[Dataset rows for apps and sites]
========
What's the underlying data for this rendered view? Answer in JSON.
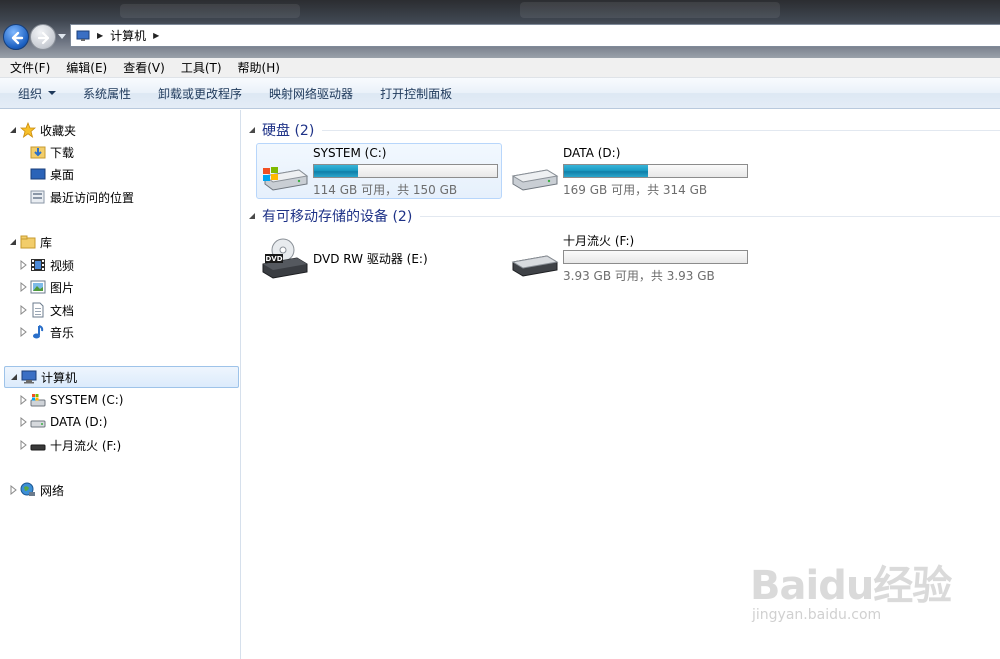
{
  "address": {
    "crumbs": [
      "计算机"
    ]
  },
  "menubar": {
    "items": [
      "文件(F)",
      "编辑(E)",
      "查看(V)",
      "工具(T)",
      "帮助(H)"
    ]
  },
  "commandbar": {
    "organize": "组织",
    "items": [
      "系统属性",
      "卸载或更改程序",
      "映射网络驱动器",
      "打开控制面板"
    ]
  },
  "navpane": {
    "favorites": {
      "label": "收藏夹",
      "items": [
        "下载",
        "桌面",
        "最近访问的位置"
      ]
    },
    "libraries": {
      "label": "库",
      "items": [
        "视频",
        "图片",
        "文档",
        "音乐"
      ]
    },
    "computer": {
      "label": "计算机",
      "items": [
        "SYSTEM (C:)",
        "DATA (D:)",
        "十月流火 (F:)"
      ]
    },
    "network": {
      "label": "网络"
    }
  },
  "content": {
    "hdd_group": {
      "title": "硬盘 (2)"
    },
    "removable_group": {
      "title": "有可移动存储的设备 (2)"
    },
    "drives": {
      "c": {
        "name": "SYSTEM (C:)",
        "info": "114 GB 可用，共 150 GB",
        "used_fraction": 0.24
      },
      "d": {
        "name": "DATA (D:)",
        "info": "169 GB 可用，共 314 GB",
        "used_fraction": 0.46
      },
      "e": {
        "name": "DVD RW 驱动器 (E:)"
      },
      "f": {
        "name": "十月流火 (F:)",
        "info": "3.93 GB 可用，共 3.93 GB",
        "used_fraction": 0.0
      }
    }
  },
  "watermark": {
    "text": "Baidu经验",
    "url": "jingyan.baidu.com"
  },
  "colors": {
    "accent": "#1e3287",
    "bar_fill": "#1a9cc4",
    "selection": "#dcebfc"
  }
}
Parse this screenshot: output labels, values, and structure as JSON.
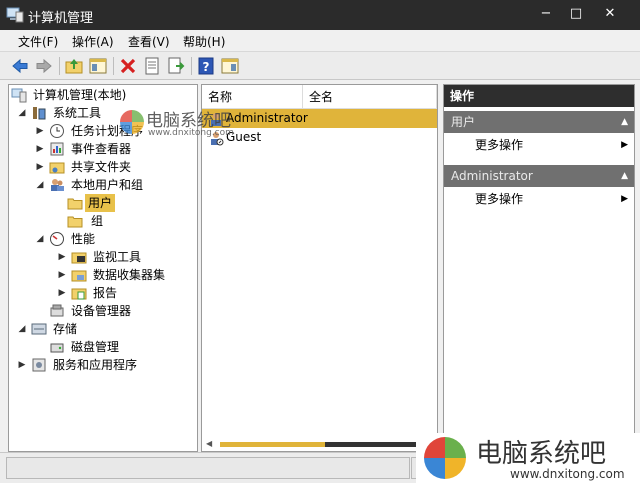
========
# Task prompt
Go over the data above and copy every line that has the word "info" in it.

# Output for this exercise
        "info": "114 GB 可用，共 150 GB",
        "info": "169 GB 可用，共 314 GB",
        "info": "3.93 GB 可用，共 3.93 GB",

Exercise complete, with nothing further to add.